What does A123’s bankruptcy mean for Fisker?

Last spring, analyst Theo O’Neill predicted that battery maker A123 would file for bankruptcy in mid-October if it didn’t raise more cash or cut expenses. A123 supplies lithium-ion batteries for Fisker Automotive’s Karma sedan, which has struggled to get off the ground. (Eric Wesoff of Greentech Media has a chronicles the Karma-on-fire-in-Woodside here: http://bit.ly/SbkRts)

On Tuesday, A123 field for bankruptcy protection and sold its assets to Johnson Controls.

Gov. Mitt Romney used the first presidential debate to blast stimulus funding for Solyndra, Tesla, Ener1 and Fisker. Republican strategists are no doubt adding A123 to the list of talking points during tonight’s debate.

A123 was awarded a $249 million grant from the Department of Energy in August 2009 to help build its US factories in the Detroit suburbs; the company has used $132 million of the grant. The DOE put out information about its support of advanced battery manufacturing here: http://energy.gov/articles/update-advanced-battery-manufacturing

Fisker says that they have an ample supply of batteries, or enough to last them through early 2013.

“It’s comforting to see Johnson Controls brought into the picture,” said Fisker spokemsan Roger Ornisher. “Our understanding is that they will continue to produce the batteries.”

The Fisker Karma was designed and engineered with A123 in mind as the battery supplier. But given A123’s problems, Fisker has been looking at other potential suppliers for the Atlantic, its next production vehicle.

“It doesn’t matter that much to Fisker,” said O’Neill, who left Wunderlich and now has his own shop, known as Litchfield Hills Research. “They can get a battery from Johnson Controls or someone else. Johnson Controls gets a good deal, and they can buy time until the market for electric vehicles materializes.”

Ray Lane, a managing partner at Kleiner Perkins Caufield & Byers, is on the board of Fisker Automotive. He was scheduled to speak about clean tech investing Tuesday evening at the Commonwealth Club, but the event has been postponed. http://www.climate-one.org/upcoming-events/ray-lane


Tags: ,


Share this Post

  • Lars

    “Fisker states that they have a ample supply of batteries…” Too funny. Considering on how poorly the Karma is selling, they may have all they will ever need. Cadillac’s Converj will be for sale in late 2013, and will out sell all Karmas in it’s first month, which is just over 1,000 to date. I’d be surprised if Fisker Automotive survives 2013.

  • Opponents of clean energy will undoubtedly be out in force, using this story as just another example of why clean tech is a bad investment and will never work.

    Here is why they’re wrong. Simply put, the battery industry is growing by leaps and bounds.

    · The advanced battery market is expanding dramatically – from $5 billion in 2010 to nearly $50 billion in 2020, an average annual growth rate of roughly 2 percent.

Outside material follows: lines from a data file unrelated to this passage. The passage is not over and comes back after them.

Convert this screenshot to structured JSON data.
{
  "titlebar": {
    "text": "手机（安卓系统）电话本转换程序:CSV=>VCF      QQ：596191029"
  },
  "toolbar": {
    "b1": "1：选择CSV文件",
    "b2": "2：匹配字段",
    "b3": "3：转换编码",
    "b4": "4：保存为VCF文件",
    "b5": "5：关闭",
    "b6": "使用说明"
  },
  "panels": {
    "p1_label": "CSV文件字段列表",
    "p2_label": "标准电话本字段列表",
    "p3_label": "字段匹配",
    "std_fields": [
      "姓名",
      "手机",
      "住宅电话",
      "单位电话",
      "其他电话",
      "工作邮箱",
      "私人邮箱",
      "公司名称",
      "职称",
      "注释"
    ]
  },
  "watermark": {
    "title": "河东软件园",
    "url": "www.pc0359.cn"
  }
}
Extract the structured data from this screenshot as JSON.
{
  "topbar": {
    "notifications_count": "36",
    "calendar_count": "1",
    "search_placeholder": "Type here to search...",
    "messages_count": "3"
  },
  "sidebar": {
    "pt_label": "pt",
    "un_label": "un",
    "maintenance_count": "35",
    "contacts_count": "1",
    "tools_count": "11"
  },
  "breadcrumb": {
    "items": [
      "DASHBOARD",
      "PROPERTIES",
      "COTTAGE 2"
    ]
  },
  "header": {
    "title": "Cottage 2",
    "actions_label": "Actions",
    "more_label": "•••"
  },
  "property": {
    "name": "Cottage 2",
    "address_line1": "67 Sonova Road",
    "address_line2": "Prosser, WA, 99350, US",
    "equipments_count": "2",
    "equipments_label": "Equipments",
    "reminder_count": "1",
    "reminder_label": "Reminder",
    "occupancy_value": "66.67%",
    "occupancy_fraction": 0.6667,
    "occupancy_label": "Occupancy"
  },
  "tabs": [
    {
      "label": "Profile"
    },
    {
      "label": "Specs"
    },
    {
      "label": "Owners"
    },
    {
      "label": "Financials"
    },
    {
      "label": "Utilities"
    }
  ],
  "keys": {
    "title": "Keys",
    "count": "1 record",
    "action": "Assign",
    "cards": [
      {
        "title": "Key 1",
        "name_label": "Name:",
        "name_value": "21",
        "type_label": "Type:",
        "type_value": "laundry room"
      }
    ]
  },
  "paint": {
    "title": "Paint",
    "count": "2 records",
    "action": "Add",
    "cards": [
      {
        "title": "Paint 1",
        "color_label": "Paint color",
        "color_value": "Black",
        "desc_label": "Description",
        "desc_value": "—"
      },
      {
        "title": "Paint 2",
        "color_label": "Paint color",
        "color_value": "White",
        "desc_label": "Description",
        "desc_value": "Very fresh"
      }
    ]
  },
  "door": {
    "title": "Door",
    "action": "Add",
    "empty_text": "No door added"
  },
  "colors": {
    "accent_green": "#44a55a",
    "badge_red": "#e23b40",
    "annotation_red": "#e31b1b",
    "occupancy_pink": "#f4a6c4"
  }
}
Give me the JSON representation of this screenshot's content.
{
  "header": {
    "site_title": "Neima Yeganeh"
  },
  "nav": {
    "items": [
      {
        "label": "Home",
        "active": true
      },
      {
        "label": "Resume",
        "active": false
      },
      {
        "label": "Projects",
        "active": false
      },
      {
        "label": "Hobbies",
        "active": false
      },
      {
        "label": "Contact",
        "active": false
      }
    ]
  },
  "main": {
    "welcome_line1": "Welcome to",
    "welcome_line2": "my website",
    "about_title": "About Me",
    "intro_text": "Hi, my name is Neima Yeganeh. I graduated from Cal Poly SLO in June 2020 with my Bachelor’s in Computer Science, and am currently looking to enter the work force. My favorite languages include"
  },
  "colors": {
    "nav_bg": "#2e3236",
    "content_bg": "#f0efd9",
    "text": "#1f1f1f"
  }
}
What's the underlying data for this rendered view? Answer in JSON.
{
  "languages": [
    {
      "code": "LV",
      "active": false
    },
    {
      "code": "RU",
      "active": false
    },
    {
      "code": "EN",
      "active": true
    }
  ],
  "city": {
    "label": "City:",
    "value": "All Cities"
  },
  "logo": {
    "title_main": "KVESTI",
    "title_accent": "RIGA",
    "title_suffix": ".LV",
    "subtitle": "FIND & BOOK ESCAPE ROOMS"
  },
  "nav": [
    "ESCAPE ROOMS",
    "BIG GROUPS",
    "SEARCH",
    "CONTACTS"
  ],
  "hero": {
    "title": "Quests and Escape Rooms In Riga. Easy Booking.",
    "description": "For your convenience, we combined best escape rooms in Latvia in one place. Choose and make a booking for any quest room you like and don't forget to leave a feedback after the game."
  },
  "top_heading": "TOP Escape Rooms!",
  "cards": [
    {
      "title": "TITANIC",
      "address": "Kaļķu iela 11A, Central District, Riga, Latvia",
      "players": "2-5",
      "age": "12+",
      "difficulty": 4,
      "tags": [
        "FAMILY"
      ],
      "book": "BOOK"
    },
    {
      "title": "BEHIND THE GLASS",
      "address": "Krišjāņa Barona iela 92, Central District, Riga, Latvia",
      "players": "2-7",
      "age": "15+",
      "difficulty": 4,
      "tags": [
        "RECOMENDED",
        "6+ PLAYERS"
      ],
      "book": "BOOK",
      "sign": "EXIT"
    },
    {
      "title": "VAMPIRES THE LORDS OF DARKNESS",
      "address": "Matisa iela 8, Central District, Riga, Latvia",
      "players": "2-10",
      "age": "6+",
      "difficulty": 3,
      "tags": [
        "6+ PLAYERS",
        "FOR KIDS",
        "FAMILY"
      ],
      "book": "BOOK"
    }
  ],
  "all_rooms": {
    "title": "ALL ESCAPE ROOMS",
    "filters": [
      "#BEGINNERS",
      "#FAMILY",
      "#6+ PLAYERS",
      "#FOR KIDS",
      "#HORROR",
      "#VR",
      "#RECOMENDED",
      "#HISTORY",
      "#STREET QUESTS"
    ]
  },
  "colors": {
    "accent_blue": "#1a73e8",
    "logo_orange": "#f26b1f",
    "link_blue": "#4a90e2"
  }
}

    · The private sector is heavily invested in advanced batteries – Department of Energy (DOE) grants, like the $6 million the Bush administration gave to A123 in 2007, were matched dollar for dollar (or more) by private investments in A123.

    · We built a brand new battery market in America – Prior to the DOE loan program, all advanced batteries were manufactured overseas. Today, more than 30 DOE-supported plants are already in operation, employing thousands of American workers.

    · The investments have paid off and battery costs are dropping – Prior to the DOE loan program. a battery with a 100 mile range cost $33,000. Because of technology improvements and the high volume manufacturing capability we have today, the estimated battery cost is down to about $17,000 and is expected to drop to $10,000 by 2015 (Source: Department of Energy, http://1.usa.gov/RBo2OV)

    Yes, it’s a tough and fiercely competitive economy and, yes, a small number of clean energy companies have experienced difficulty, but those company bankruptcies hardly indicative of the overall clean energy sector. In fact, some fossil fuel businesses have also failed in recent months, see: ATP Oil & Gas Corp., Patriot Coal, etc. While business failures are unfortunate, this is how the free market works. Businesses occasionally fail.

    But A123 isn’t dead and its work will continue on under Johnson Controls, a strong, all-American business. Johnson Controls is the largest supplier of lead-acid batteries for cars and has commented that A123’s assets “are a good complement to [our] existing portfolio and will further advance Johnson Controls’ position as a market leader in the industry.” Mergers and consolidation are signs of a maturing industry.

    A123’s bankruptcy will no doubt be leveraged for political reasons, but that doesn’t change the facts: the advanced battery-manufacturing program at DOE has been a success. Advanced battery technology is here to stay, and it will continue to improve as its price continues to drop.

    Get more energy facts at http://www.energyfactcheck.org and follow us on Twitter at @EnergyFactCheck